What is needed :: Answer with one number only, the count of lines in the material below that hold "idea".
───── Exercise material ─────
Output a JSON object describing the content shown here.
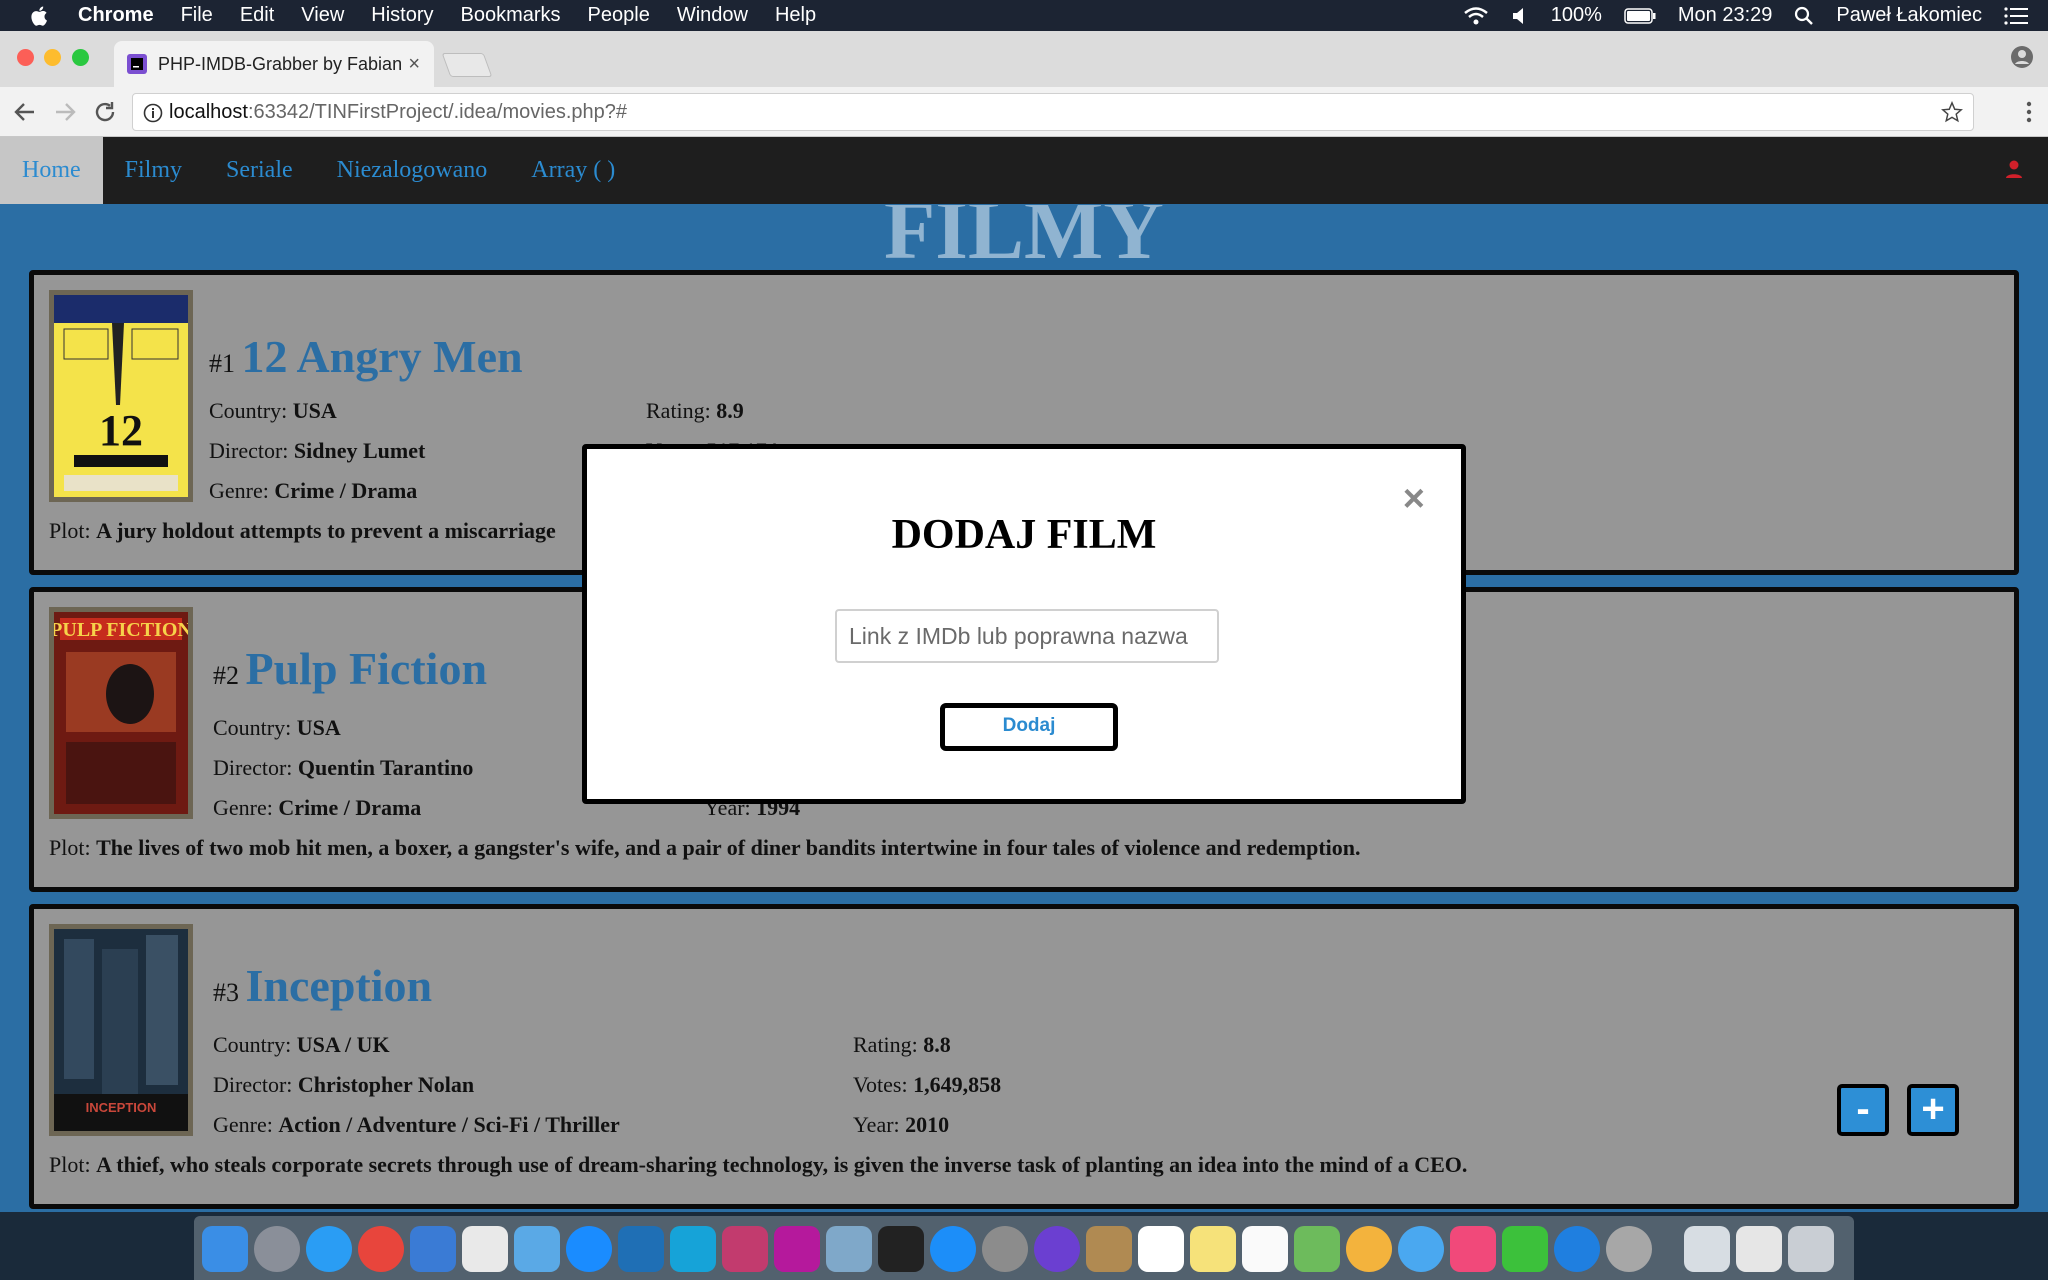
{
  "menubar": {
    "app": "Chrome",
    "items": [
      "File",
      "Edit",
      "View",
      "History",
      "Bookmarks",
      "People",
      "Window",
      "Help"
    ],
    "battery": "100%",
    "clock": "Mon 23:29",
    "user": "Paweł Łakomiec"
  },
  "browser": {
    "tab_title": "PHP-IMDB-Grabber by Fabian",
    "tab_close": "×",
    "url_host": "localhost",
    "url_path": ":63342/TINFirstProject/.idea/movies.php?#"
  },
  "nav": {
    "items": [
      "Home",
      "Filmy",
      "Seriale",
      "Niezalogowano",
      "Array ( )"
    ]
  },
  "page_heading": "FILMY",
  "movies": [
    {
      "rank": "#1",
      "title": "12 Angry Men",
      "country_label": "Country:",
      "country": "USA",
      "director_label": "Director:",
      "director": "Sidney Lumet",
      "genre_label": "Genre:",
      "genre": "Crime / Drama",
      "rating_label": "Rating:",
      "rating": "8.9",
      "votes_label": "Votes:",
      "votes": "517,174",
      "plot_label": "Plot:",
      "plot": "A jury holdout attempts to prevent a miscarriage"
    },
    {
      "rank": "#2",
      "title": "Pulp Fiction",
      "country_label": "Country:",
      "country": "USA",
      "director_label": "Director:",
      "director": "Quentin Tarantino",
      "genre_label": "Genre:",
      "genre": "Crime / Drama",
      "year_label": "Year:",
      "year": "1994",
      "plot_label": "Plot:",
      "plot": "The lives of two mob hit men, a boxer, a gangster's wife, and a pair of diner bandits intertwine in four tales of violence and redemption."
    },
    {
      "rank": "#3",
      "title": "Inception",
      "country_label": "Country:",
      "country": "USA / UK",
      "director_label": "Director:",
      "director": "Christopher Nolan",
      "genre_label": "Genre:",
      "genre": "Action / Adventure / Sci-Fi / Thriller",
      "rating_label": "Rating:",
      "rating": "8.8",
      "votes_label": "Votes:",
      "votes": "1,649,858",
      "year_label": "Year:",
      "year": "2010",
      "plot_label": "Plot:",
      "plot": "A thief, who steals corporate secrets through use of dream-sharing technology, is given the inverse task of planting an idea into the mind of a CEO."
    }
  ],
  "controls": {
    "minus": "-",
    "plus": "+"
  },
  "modal": {
    "title": "DODAJ FILM",
    "close": "×",
    "input_placeholder": "Link z IMDb lub poprawna nazwa",
    "button": "Dodaj"
  },
  "colors": {
    "page_bg": "#2b6ea4",
    "nav_bg": "#1e1e1e",
    "link": "#2b8bd0",
    "card_bg": "#969696"
  }
}
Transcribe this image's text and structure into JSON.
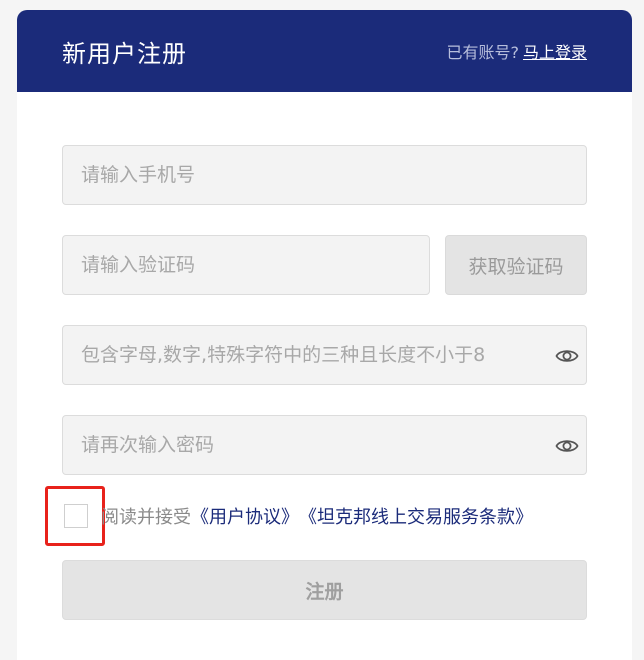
{
  "header": {
    "title": "新用户注册",
    "login_prompt": "已有账号?",
    "login_link": "马上登录"
  },
  "form": {
    "phone_placeholder": "请输入手机号",
    "code_placeholder": "请输入验证码",
    "get_code_label": "获取验证码",
    "password_placeholder": "包含字母,数字,特殊字符中的三种且长度不小于8",
    "confirm_placeholder": "请再次输入密码",
    "agreement_prefix": "阅读并接受",
    "agreement_user": "《用户协议》",
    "agreement_terms": "《坦克邦线上交易服务条款》",
    "agreement_checked": false,
    "submit_label": "注册"
  },
  "icons": {
    "password_toggle": "eye-icon",
    "confirm_toggle": "eye-icon"
  },
  "colors": {
    "header_bg": "#1b2b7a",
    "link": "#1b2b7a",
    "highlight_border": "#e8221b"
  }
}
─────
Reply to the exercise :: 2